The doshas also show up in the time of life. For example childhood, up until puberty, is kapha time of life. Kapha has the energies of earth and water. And when we bring these two together there is growth. Seeds sprouting into plants and blooming into beautiful flowers. This is children's job, growing up and flowering into beautiful mature people. They need lots of water and earth, in the form of nourishing food and loving care, to do this.
To go back to where I started... Ayurveda reminds us to live in cyclical time, not chronological time. We move through vata, pitta and kapha cycles all the time. Reminding ourselves of this reality, makes us take care of ourselves differently. Honoring the cycles of life and death and life again, keeps us young and healthy and always rejuvenating our body and mind.
Ayurveda, the “science” (from ayur) of “living” (veda), is a system of medicine that was developed in ancient India. It recognizes that all of the physiological and psychological functioning of the individual, is the same as the workings of the larger environment, or nature. This makes it holistic, connecting humans to the greater rhythms of nature, understanding that all in nature are subject to the same forces and fluctuations. It offers a clear, simple, and elegant theoretical framework from which to explore life, health, disease, balance and imbalance.
The language that Ayurveda uses to work with this understanding is that of the five great elements – panchamahabhutas in Sanskrit, the language of ancient India. These five great elements are Earth, Water, Fire, Air, and Space (or Ether). Everything in the natural world is made up of these five elements.

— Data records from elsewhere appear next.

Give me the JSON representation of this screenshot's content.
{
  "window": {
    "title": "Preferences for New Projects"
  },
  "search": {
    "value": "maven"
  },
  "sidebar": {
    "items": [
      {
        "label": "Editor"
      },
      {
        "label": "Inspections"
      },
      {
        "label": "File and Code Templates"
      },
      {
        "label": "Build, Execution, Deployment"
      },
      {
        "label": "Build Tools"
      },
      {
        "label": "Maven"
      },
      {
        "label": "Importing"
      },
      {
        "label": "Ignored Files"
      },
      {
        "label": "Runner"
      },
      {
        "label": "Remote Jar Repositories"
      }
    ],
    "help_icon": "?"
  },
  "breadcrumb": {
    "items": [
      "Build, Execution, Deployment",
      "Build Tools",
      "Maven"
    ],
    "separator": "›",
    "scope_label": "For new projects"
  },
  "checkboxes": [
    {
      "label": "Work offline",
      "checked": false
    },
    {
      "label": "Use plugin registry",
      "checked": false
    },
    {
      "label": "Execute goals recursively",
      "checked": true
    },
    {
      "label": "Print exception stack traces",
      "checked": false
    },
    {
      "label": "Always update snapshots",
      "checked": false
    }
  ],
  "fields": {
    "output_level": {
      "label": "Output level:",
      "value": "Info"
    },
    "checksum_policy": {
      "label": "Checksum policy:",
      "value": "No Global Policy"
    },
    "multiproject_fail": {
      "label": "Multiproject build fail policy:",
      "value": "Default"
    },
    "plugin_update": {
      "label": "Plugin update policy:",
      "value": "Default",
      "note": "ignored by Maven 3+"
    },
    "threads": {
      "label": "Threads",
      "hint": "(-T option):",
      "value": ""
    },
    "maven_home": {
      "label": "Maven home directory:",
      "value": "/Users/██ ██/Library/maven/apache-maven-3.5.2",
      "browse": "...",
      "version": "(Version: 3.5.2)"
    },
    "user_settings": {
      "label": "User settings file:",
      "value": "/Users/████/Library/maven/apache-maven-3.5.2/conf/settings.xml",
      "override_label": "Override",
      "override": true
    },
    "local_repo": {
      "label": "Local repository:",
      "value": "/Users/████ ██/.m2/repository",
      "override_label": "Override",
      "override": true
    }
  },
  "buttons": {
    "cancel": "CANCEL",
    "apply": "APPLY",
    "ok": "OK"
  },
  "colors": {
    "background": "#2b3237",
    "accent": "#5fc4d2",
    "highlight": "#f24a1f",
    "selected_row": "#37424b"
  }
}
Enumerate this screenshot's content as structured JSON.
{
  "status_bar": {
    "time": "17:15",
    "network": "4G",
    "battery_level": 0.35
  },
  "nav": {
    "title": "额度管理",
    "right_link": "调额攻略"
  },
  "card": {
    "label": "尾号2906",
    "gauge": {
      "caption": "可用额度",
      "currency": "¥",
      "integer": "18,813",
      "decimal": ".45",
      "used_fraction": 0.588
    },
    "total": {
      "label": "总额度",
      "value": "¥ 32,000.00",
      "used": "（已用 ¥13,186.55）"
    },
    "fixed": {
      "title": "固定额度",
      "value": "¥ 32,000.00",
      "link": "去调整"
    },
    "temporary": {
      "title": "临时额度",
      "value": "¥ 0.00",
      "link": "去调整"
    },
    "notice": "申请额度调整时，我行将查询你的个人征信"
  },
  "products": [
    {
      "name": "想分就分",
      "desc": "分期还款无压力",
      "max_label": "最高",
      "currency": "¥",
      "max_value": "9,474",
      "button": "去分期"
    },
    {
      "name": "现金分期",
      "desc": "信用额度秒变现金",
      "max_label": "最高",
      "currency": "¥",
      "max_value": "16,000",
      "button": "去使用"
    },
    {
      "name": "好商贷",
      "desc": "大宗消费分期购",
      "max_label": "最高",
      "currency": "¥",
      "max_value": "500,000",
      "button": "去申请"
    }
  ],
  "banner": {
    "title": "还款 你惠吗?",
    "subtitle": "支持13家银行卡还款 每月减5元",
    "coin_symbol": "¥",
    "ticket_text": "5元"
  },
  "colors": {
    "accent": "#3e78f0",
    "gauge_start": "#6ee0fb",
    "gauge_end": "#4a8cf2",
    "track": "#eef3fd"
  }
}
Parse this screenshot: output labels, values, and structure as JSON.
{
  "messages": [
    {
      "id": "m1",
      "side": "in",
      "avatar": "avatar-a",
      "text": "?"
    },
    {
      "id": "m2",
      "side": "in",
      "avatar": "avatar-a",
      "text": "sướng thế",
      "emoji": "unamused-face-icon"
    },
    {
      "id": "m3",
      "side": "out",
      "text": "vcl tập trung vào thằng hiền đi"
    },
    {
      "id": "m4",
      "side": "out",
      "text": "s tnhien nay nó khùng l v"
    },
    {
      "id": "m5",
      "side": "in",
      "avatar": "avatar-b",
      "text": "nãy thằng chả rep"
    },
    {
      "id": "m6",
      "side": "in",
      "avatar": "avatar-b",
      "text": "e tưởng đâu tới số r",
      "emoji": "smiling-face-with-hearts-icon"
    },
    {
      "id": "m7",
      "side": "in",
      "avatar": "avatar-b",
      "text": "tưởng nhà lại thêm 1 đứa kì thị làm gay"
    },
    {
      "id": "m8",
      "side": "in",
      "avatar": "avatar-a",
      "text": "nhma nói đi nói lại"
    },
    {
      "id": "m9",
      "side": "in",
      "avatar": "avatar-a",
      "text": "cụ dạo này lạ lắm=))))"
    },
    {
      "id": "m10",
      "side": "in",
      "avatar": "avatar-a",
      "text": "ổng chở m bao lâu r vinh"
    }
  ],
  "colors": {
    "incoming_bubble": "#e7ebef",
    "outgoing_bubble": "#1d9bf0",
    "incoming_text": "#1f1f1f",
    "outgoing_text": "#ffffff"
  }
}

During the formation of the theory of Ayurveda they were combined into the three basic energies of life, the doshas. Often they are considered bodily humors, showing the relationship with ancient Greek medicine, the direct ancestor of our modern medicine. These three doshas are Vata, Pitta, and Kapha. Vata combines the elements of air and ether, Pitta of fire and a little bit of water, and Kapha combines water and earth. Since the meaning of the Sanskrit word “dosha” is “defect, blemish, weak point, damage, fault”, the doshas, as the energies they are, need to be managed and kept in balance, since when out of balance they are the cause of disorder and disease. The combination of the three doshas in different proportions is what the entirety of creation is made up of, both the psychophysiology of humanity, as well as the natural world, so anything can be classified in terms of Vata, Pitta, and Kapha.
Ayurveda is slowly making its way into the Western world. Originally India-based spiritual groups such as the Transcendental Meditation movement, headed by Maharishi Mahesh Yogi, the Beatles’ guru, made the introduction. Now there are schools all over the US and Europe, offering an education in Ayurveda and producing generations of Ayurvedic practitioners, who offer help in staying and getting healthy, or as is more Ayurvedically appropriate, “live a balanced life”.
There are many ways in which Ayurveda can contribute, and already contributes to healthcare and life in general.
Learning about your Ayurvedic constitution, level of imbalance, and how to treat these, is a very valuable addition to anyone’s life, relationship and possibly to a society at large.